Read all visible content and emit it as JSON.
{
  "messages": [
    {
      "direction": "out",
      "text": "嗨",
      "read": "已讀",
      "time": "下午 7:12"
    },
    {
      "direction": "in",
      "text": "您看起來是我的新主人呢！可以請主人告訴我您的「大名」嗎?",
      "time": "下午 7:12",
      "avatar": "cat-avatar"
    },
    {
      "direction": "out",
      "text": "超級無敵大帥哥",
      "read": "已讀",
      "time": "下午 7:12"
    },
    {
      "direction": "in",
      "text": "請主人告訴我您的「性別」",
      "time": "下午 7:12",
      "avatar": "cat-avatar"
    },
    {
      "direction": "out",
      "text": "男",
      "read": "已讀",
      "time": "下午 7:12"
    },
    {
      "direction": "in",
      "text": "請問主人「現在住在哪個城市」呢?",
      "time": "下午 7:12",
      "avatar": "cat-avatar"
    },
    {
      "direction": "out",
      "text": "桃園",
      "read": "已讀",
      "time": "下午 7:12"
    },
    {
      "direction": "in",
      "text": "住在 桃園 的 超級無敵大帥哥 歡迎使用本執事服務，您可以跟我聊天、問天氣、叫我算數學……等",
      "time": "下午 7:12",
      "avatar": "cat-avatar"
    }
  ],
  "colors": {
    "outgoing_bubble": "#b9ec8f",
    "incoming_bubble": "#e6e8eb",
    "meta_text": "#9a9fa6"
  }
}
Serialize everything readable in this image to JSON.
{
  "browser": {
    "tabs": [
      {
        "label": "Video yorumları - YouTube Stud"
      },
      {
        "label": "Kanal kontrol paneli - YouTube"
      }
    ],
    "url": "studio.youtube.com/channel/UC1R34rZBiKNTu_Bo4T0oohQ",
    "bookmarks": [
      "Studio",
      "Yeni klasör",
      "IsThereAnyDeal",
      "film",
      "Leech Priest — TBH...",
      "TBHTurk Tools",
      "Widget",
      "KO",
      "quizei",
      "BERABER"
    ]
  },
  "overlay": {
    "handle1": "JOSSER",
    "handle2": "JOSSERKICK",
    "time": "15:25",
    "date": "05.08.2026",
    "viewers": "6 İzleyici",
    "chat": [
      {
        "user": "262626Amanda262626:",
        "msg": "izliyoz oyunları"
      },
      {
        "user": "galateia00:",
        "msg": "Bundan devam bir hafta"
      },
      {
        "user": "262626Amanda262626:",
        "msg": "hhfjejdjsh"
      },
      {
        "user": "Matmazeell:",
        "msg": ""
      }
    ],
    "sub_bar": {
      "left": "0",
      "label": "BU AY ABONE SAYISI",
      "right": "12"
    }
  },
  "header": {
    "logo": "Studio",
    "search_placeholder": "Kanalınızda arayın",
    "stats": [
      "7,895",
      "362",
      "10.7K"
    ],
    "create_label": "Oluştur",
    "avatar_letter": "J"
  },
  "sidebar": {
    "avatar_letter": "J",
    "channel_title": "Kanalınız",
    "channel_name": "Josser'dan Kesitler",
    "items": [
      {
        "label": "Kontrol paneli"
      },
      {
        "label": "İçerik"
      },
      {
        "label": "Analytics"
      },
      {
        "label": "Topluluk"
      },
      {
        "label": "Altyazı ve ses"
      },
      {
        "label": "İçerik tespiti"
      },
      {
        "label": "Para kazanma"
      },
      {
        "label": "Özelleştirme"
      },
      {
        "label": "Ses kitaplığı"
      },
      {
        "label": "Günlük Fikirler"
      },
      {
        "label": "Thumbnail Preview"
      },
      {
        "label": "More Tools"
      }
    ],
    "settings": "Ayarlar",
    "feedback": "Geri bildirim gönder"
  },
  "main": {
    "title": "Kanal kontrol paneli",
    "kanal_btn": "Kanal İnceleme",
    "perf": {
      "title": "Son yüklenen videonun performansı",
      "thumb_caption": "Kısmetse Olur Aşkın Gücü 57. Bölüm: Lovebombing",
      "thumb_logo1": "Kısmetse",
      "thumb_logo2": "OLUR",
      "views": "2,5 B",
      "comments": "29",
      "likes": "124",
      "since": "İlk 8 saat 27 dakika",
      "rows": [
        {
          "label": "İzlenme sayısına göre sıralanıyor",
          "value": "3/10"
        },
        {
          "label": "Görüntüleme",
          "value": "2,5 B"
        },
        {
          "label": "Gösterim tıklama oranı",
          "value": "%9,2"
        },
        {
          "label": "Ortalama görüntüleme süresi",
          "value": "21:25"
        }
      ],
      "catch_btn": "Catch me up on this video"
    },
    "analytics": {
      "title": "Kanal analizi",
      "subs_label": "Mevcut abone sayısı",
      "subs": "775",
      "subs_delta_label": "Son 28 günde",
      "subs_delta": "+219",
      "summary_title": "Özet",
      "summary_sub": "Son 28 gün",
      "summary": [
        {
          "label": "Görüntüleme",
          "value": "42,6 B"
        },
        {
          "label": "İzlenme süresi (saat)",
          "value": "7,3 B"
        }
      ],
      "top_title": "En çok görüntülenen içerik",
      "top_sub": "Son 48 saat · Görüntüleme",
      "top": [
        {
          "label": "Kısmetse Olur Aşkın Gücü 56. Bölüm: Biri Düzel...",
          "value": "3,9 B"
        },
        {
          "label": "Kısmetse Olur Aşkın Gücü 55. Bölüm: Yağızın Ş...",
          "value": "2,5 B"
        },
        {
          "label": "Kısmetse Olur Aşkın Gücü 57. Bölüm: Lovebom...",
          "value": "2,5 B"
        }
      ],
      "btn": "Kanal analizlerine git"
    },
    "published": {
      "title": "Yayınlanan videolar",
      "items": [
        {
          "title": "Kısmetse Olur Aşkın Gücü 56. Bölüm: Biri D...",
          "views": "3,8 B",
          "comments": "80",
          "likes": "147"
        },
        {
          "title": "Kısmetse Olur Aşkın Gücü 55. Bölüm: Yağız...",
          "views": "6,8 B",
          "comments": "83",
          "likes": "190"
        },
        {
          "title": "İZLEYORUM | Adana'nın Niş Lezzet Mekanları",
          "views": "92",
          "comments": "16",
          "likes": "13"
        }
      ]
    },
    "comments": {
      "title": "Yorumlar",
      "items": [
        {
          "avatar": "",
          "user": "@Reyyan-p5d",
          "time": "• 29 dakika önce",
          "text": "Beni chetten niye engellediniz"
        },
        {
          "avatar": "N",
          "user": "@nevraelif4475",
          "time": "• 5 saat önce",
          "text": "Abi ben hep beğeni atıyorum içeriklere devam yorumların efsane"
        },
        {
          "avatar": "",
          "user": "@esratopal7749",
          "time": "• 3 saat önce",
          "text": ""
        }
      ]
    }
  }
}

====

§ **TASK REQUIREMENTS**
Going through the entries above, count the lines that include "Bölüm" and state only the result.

§ **EXERCISE ANSWER**
6